Records from a dataset.
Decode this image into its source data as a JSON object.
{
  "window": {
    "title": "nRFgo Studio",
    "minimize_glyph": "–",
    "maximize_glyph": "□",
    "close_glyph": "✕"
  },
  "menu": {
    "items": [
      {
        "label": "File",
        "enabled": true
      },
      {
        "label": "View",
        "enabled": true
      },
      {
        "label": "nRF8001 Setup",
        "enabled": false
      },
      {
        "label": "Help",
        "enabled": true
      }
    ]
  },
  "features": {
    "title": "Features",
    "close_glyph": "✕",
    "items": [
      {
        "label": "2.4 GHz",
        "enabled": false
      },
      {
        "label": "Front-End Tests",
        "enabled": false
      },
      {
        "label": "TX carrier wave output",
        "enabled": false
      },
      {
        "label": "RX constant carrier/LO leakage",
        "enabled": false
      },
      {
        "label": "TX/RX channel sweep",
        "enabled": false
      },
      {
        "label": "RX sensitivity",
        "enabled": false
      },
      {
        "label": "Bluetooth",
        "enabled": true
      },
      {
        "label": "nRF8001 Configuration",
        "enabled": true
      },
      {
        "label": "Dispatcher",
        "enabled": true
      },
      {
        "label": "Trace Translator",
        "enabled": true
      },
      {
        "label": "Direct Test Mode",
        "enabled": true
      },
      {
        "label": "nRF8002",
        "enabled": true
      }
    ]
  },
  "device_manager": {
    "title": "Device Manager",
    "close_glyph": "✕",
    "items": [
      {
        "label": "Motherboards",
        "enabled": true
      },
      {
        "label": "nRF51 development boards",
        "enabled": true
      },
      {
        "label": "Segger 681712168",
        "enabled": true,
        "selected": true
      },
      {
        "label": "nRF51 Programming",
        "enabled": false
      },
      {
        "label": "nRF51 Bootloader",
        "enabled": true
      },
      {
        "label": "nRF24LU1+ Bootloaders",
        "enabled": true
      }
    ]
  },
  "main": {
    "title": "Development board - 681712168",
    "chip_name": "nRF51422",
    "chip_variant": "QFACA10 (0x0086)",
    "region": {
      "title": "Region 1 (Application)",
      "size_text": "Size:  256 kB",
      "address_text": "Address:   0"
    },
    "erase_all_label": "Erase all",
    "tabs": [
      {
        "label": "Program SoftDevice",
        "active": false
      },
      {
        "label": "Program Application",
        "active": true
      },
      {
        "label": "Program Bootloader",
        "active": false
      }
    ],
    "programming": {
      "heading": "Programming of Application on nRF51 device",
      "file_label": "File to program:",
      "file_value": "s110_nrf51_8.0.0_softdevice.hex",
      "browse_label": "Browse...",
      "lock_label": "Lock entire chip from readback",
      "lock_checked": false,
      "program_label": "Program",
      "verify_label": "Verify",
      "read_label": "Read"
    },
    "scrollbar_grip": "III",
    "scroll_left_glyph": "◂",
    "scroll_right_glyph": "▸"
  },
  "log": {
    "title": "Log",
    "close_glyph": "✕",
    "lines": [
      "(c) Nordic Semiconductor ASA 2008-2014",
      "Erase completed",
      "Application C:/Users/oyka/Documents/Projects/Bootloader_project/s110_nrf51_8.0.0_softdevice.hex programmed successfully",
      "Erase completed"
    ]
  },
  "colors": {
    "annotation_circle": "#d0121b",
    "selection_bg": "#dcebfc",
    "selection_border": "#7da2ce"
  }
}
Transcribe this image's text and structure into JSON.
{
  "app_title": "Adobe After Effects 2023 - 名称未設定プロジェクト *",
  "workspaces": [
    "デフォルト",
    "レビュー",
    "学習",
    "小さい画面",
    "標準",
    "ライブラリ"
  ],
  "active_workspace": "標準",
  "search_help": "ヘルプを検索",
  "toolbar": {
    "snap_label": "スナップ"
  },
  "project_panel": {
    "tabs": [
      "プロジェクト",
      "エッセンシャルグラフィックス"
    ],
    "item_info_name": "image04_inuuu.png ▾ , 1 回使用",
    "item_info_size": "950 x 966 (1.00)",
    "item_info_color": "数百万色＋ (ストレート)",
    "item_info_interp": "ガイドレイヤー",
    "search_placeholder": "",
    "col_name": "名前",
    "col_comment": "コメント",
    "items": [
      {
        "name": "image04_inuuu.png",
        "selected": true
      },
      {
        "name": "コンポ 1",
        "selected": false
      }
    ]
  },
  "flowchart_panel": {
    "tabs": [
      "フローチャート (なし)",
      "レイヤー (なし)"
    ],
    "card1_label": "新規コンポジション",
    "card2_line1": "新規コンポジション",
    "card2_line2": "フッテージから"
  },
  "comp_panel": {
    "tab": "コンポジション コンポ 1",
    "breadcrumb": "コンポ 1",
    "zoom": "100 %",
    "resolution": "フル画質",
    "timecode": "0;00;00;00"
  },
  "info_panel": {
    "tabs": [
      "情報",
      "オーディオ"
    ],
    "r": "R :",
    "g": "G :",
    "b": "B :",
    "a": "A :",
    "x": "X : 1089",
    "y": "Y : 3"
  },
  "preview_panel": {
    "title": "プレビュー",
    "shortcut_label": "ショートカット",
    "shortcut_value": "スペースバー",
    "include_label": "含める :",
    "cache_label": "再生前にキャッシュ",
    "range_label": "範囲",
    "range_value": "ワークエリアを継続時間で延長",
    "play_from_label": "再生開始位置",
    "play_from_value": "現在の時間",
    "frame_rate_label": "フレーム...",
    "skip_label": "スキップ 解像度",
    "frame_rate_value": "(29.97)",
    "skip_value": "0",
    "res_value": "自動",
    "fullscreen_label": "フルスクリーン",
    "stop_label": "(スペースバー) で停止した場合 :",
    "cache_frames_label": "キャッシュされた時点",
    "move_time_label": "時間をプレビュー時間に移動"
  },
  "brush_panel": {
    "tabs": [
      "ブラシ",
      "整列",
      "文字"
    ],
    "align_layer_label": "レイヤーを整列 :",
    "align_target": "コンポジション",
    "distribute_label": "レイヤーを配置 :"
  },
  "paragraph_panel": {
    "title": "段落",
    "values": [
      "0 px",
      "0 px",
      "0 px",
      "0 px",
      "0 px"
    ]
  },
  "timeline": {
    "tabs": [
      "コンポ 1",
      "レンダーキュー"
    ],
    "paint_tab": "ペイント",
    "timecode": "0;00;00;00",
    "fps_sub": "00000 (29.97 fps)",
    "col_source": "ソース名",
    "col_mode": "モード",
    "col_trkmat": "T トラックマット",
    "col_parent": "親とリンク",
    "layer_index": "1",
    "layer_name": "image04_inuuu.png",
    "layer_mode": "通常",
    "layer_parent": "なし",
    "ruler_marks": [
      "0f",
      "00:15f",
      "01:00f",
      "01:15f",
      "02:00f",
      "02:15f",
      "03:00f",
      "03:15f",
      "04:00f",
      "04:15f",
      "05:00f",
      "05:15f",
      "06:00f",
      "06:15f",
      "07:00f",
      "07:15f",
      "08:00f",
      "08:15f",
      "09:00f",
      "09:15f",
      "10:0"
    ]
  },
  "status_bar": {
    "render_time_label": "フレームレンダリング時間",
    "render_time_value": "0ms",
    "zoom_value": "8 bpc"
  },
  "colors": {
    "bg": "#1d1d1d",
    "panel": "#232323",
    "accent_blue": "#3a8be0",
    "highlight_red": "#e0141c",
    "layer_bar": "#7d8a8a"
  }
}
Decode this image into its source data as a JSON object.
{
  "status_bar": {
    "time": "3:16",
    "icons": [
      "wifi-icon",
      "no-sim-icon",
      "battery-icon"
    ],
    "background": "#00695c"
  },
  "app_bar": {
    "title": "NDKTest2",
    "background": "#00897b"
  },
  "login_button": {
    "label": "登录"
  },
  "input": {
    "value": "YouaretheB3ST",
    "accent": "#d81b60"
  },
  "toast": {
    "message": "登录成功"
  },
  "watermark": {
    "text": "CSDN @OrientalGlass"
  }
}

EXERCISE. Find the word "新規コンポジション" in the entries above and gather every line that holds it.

PROBLEM SOLUTION.
    "card1_label": "新規コンポジション",
    "card2_line1": "新規コンポジション",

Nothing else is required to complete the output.